Return, from the data that follows, each line that holds the word "icon".

§ ENTRIES PROVIDED
Start of Block
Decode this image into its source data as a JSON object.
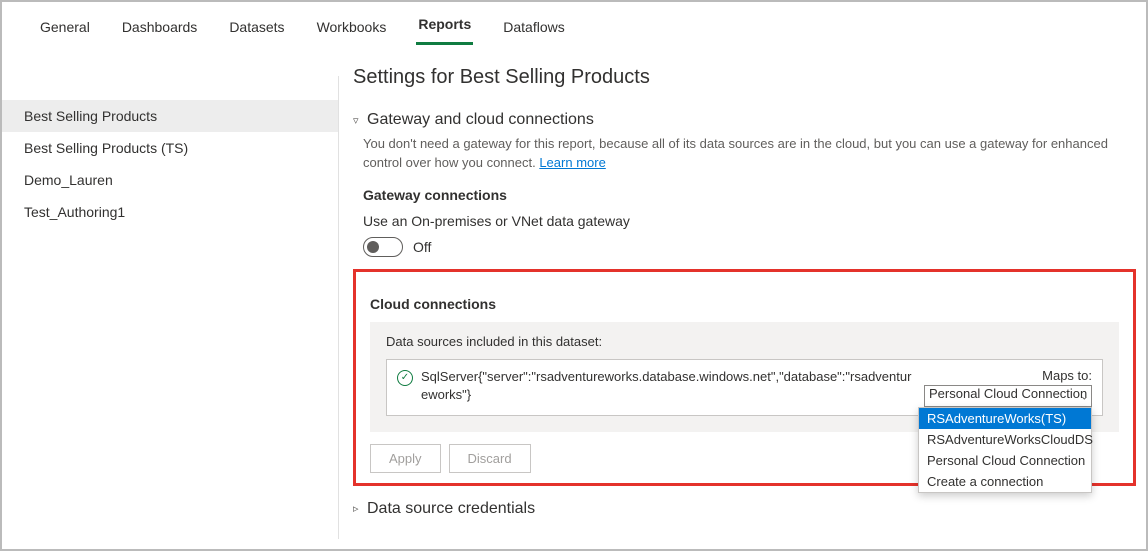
{
  "tabs": {
    "items": [
      "General",
      "Dashboards",
      "Datasets",
      "Workbooks",
      "Reports",
      "Dataflows"
    ],
    "active_index": 4
  },
  "sidebar": {
    "items": [
      "Best Selling Products",
      "Best Selling Products (TS)",
      "Demo_Lauren",
      "Test_Authoring1"
    ],
    "active_index": 0
  },
  "page_title": "Settings for Best Selling Products",
  "gateway_section": {
    "title": "Gateway and cloud connections",
    "description": "You don't need a gateway for this report, because all of its data sources are in the cloud, but you can use a gateway for enhanced control over how you connect. ",
    "learn_more": "Learn more",
    "gateway_header": "Gateway connections",
    "gateway_hint": "Use an On-premises or VNet data gateway",
    "toggle_state": "Off",
    "cloud_header": "Cloud connections",
    "panel_hint": "Data sources included in this dataset:",
    "datasource_text": "SqlServer{\"server\":\"rsadventureworks.database.windows.net\",\"database\":\"rsadventureworks\"}",
    "maps_label": "Maps to:",
    "selected_value": "Personal Cloud Connection",
    "options": [
      "RSAdventureWorks(TS)",
      "RSAdventureWorksCloudDS",
      "Personal Cloud Connection",
      "Create a connection"
    ],
    "highlighted_option_index": 0,
    "apply": "Apply",
    "discard": "Discard"
  },
  "creds_section": {
    "title": "Data source credentials"
  }
}
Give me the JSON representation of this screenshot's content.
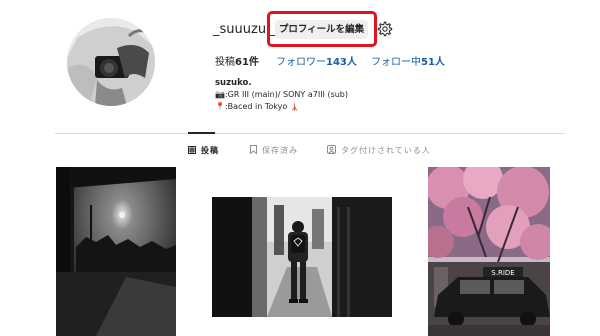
{
  "profile": {
    "username": "_suuuzu._",
    "edit_button_label": "プロフィールを編集",
    "settings_icon": "gear-icon",
    "stats": {
      "posts_label": "投稿",
      "posts_count": "61件",
      "followers_label": "フォロワー",
      "followers_count": "143人",
      "following_label": "フォロー中",
      "following_count": "51人"
    },
    "bio": {
      "display_name": "suzuko.",
      "line1": "📷:GR III (main)/ SONY a7III (sub)",
      "line2": "📍:Baced in Tokyo 🗼"
    }
  },
  "tabs": [
    {
      "label": "投稿",
      "icon": "grid-icon",
      "active": true
    },
    {
      "label": "保存済み",
      "icon": "bookmark-icon",
      "active": false
    },
    {
      "label": "タグ付けされている人",
      "icon": "tag-person-icon",
      "active": false
    }
  ],
  "colors": {
    "highlight_box": "#e0141e",
    "link_blue": "#1a5aa6",
    "button_bg": "#efefef"
  },
  "photos": [
    {
      "subject": "city-silhouette-sunset"
    },
    {
      "subject": "person-in-alley-backpack"
    },
    {
      "subject": "cherry-blossoms-taxi",
      "sign_text": "S.RIDE"
    }
  ]
}
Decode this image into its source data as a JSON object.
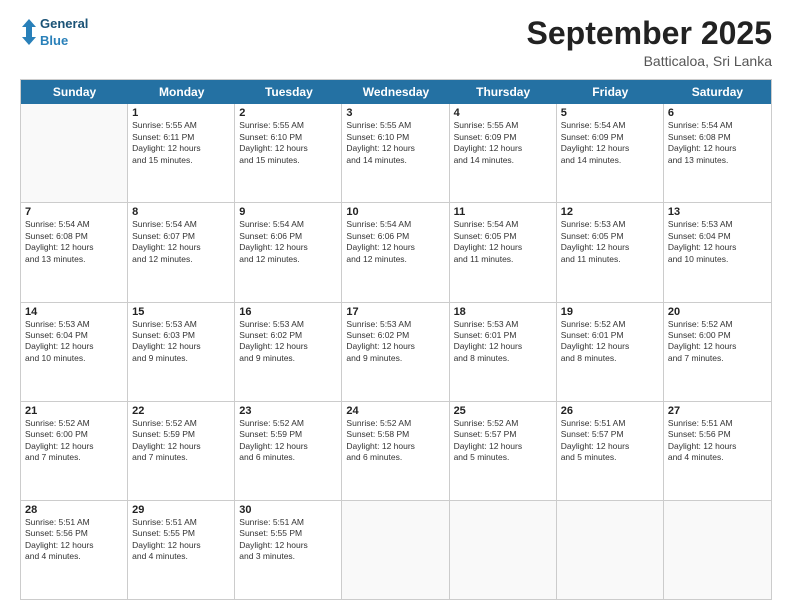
{
  "header": {
    "logo_line1": "General",
    "logo_line2": "Blue",
    "month_title": "September 2025",
    "location": "Batticaloa, Sri Lanka"
  },
  "days_of_week": [
    "Sunday",
    "Monday",
    "Tuesday",
    "Wednesday",
    "Thursday",
    "Friday",
    "Saturday"
  ],
  "weeks": [
    [
      {
        "day": "",
        "info": ""
      },
      {
        "day": "1",
        "info": "Sunrise: 5:55 AM\nSunset: 6:11 PM\nDaylight: 12 hours\nand 15 minutes."
      },
      {
        "day": "2",
        "info": "Sunrise: 5:55 AM\nSunset: 6:10 PM\nDaylight: 12 hours\nand 15 minutes."
      },
      {
        "day": "3",
        "info": "Sunrise: 5:55 AM\nSunset: 6:10 PM\nDaylight: 12 hours\nand 14 minutes."
      },
      {
        "day": "4",
        "info": "Sunrise: 5:55 AM\nSunset: 6:09 PM\nDaylight: 12 hours\nand 14 minutes."
      },
      {
        "day": "5",
        "info": "Sunrise: 5:54 AM\nSunset: 6:09 PM\nDaylight: 12 hours\nand 14 minutes."
      },
      {
        "day": "6",
        "info": "Sunrise: 5:54 AM\nSunset: 6:08 PM\nDaylight: 12 hours\nand 13 minutes."
      }
    ],
    [
      {
        "day": "7",
        "info": "Sunrise: 5:54 AM\nSunset: 6:08 PM\nDaylight: 12 hours\nand 13 minutes."
      },
      {
        "day": "8",
        "info": "Sunrise: 5:54 AM\nSunset: 6:07 PM\nDaylight: 12 hours\nand 12 minutes."
      },
      {
        "day": "9",
        "info": "Sunrise: 5:54 AM\nSunset: 6:06 PM\nDaylight: 12 hours\nand 12 minutes."
      },
      {
        "day": "10",
        "info": "Sunrise: 5:54 AM\nSunset: 6:06 PM\nDaylight: 12 hours\nand 12 minutes."
      },
      {
        "day": "11",
        "info": "Sunrise: 5:54 AM\nSunset: 6:05 PM\nDaylight: 12 hours\nand 11 minutes."
      },
      {
        "day": "12",
        "info": "Sunrise: 5:53 AM\nSunset: 6:05 PM\nDaylight: 12 hours\nand 11 minutes."
      },
      {
        "day": "13",
        "info": "Sunrise: 5:53 AM\nSunset: 6:04 PM\nDaylight: 12 hours\nand 10 minutes."
      }
    ],
    [
      {
        "day": "14",
        "info": "Sunrise: 5:53 AM\nSunset: 6:04 PM\nDaylight: 12 hours\nand 10 minutes."
      },
      {
        "day": "15",
        "info": "Sunrise: 5:53 AM\nSunset: 6:03 PM\nDaylight: 12 hours\nand 9 minutes."
      },
      {
        "day": "16",
        "info": "Sunrise: 5:53 AM\nSunset: 6:02 PM\nDaylight: 12 hours\nand 9 minutes."
      },
      {
        "day": "17",
        "info": "Sunrise: 5:53 AM\nSunset: 6:02 PM\nDaylight: 12 hours\nand 9 minutes."
      },
      {
        "day": "18",
        "info": "Sunrise: 5:53 AM\nSunset: 6:01 PM\nDaylight: 12 hours\nand 8 minutes."
      },
      {
        "day": "19",
        "info": "Sunrise: 5:52 AM\nSunset: 6:01 PM\nDaylight: 12 hours\nand 8 minutes."
      },
      {
        "day": "20",
        "info": "Sunrise: 5:52 AM\nSunset: 6:00 PM\nDaylight: 12 hours\nand 7 minutes."
      }
    ],
    [
      {
        "day": "21",
        "info": "Sunrise: 5:52 AM\nSunset: 6:00 PM\nDaylight: 12 hours\nand 7 minutes."
      },
      {
        "day": "22",
        "info": "Sunrise: 5:52 AM\nSunset: 5:59 PM\nDaylight: 12 hours\nand 7 minutes."
      },
      {
        "day": "23",
        "info": "Sunrise: 5:52 AM\nSunset: 5:59 PM\nDaylight: 12 hours\nand 6 minutes."
      },
      {
        "day": "24",
        "info": "Sunrise: 5:52 AM\nSunset: 5:58 PM\nDaylight: 12 hours\nand 6 minutes."
      },
      {
        "day": "25",
        "info": "Sunrise: 5:52 AM\nSunset: 5:57 PM\nDaylight: 12 hours\nand 5 minutes."
      },
      {
        "day": "26",
        "info": "Sunrise: 5:51 AM\nSunset: 5:57 PM\nDaylight: 12 hours\nand 5 minutes."
      },
      {
        "day": "27",
        "info": "Sunrise: 5:51 AM\nSunset: 5:56 PM\nDaylight: 12 hours\nand 4 minutes."
      }
    ],
    [
      {
        "day": "28",
        "info": "Sunrise: 5:51 AM\nSunset: 5:56 PM\nDaylight: 12 hours\nand 4 minutes."
      },
      {
        "day": "29",
        "info": "Sunrise: 5:51 AM\nSunset: 5:55 PM\nDaylight: 12 hours\nand 4 minutes."
      },
      {
        "day": "30",
        "info": "Sunrise: 5:51 AM\nSunset: 5:55 PM\nDaylight: 12 hours\nand 3 minutes."
      },
      {
        "day": "",
        "info": ""
      },
      {
        "day": "",
        "info": ""
      },
      {
        "day": "",
        "info": ""
      },
      {
        "day": "",
        "info": ""
      }
    ]
  ]
}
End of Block
§ THE ANSWER
    "settings_icon": "gear-icon",
      "icon": "grid-icon",
      "icon": "bookmark-icon",
      "icon": "tag-person-icon",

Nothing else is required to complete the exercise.